Open lecture

The Treaty on the Prohibition of Nuclear Weapons: Challenges for International Law and Security

October, 4

 

Dieter Fleck, Former Director International Agreements & Policy, Federal Ministry of Defence, Germany; Member of the Advisory Board of the Amsterdam Center for International Law (ACIL); Rapporteur of the ILA Committee on Nuclear Weapons, Non-Proliferation and Contemporary International Law; Honorary President, International Society for Military Law and the Law of War.

 

The adoption of the new Treaty on the Prohibition of Nuclear Weapons[1] on 7 July 2017 (with a vote of 122-1-1, in which no nuclear-weapon State participated) may be understood on the background of existing failures to implement disarmament obligations existing under the 1968 Nuclear Non-Proliferation Treaty (NPT);[2] the lack of universality of the NPT;[3] and increasing concerns on the humanitarian consequences of nuclear weapons that unfolded over the past years.[4] While it is still too early for a lasting assessment whether the new Treaty may ultimately contribute to reaching the goal of a world without nuclear weapons and whether it has the potential to gain global acceptance over time, a comprehensive evaluation of existing legal controversies, certain textual deficiencies of the new Treaty, and foreseeable effects on international security are necessary and timely. International lawyers have an important contribution to make in this regard.


[1] Text of the Treaty at UN Doc A/CONF.229/2017/8 (7 July 2017), at https://www.un.org/disarmament/ptnw/.

[2] Treaty on the Non-Proliferation of Nuclear Weapons (1 July 1968), 729 UNTS 161. The obligations recognised in Art. VI have three objectives: the cessation of the nuclear arms race at an early date; nuclear disarmament; and general and complete disarmament. Each of these objectives requires negotiations to be pursued in good faith and implementation measures under strict and effective international control.
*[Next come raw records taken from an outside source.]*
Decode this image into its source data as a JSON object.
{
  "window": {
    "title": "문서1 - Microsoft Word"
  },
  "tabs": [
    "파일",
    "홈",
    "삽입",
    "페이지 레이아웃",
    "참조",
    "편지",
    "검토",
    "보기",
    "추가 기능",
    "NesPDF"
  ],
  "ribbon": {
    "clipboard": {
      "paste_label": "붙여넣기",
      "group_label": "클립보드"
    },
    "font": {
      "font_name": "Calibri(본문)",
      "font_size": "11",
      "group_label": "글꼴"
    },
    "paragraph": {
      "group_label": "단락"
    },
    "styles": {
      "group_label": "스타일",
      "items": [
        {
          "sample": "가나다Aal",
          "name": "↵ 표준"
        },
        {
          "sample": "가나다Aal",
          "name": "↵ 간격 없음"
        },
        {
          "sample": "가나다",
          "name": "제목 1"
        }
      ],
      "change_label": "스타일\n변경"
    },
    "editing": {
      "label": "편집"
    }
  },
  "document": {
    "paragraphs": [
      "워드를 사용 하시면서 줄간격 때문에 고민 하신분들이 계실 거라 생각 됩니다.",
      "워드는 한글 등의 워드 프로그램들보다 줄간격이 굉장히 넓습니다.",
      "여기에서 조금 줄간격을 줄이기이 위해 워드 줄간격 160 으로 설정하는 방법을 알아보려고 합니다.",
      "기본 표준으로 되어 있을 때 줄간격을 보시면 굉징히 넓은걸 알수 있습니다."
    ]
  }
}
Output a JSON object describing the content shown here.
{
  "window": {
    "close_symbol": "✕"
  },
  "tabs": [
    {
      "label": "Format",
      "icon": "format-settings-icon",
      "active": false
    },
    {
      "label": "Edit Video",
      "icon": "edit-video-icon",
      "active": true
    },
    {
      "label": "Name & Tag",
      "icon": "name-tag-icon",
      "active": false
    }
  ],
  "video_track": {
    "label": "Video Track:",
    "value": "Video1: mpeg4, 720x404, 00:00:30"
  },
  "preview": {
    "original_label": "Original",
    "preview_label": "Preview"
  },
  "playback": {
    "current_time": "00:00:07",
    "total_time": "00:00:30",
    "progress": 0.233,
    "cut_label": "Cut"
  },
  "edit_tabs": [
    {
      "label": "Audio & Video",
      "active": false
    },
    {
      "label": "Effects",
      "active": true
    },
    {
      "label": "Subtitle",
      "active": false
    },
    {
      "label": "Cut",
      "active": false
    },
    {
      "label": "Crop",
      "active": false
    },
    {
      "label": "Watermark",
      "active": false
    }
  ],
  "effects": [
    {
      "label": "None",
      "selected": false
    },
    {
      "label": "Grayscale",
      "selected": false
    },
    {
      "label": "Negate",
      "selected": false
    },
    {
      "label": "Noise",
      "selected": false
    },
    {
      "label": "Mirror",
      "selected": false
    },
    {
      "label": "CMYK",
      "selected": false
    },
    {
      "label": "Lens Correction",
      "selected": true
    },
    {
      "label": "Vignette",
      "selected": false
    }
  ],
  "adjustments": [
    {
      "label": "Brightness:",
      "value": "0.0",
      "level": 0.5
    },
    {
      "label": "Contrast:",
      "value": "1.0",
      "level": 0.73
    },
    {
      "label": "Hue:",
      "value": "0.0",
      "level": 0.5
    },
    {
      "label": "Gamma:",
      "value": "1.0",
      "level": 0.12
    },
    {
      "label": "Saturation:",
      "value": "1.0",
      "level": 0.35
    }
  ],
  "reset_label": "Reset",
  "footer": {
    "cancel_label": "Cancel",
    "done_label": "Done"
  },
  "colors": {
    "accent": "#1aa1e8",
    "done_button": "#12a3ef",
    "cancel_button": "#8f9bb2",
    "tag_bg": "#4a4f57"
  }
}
[3] The NPT is in force now for 191 States, see http://disarmament.un.org/treaties/t/npt. The Democratic Republic of Korea has withdrawn from the NPT; India, Israel, and Pakistan did not become Parties.

[4]See conferences and further activities on the humanitarian impact of nuclear weapons, https://www.bmeia.gv.at/en/european-foreign-policy/disarmament/weapons-of-mass-destruction/nuclear-weapons-and-nuclear-terrorism/vienna-conference-on-the-humanitarian-impact-of-nuclear-weapons/.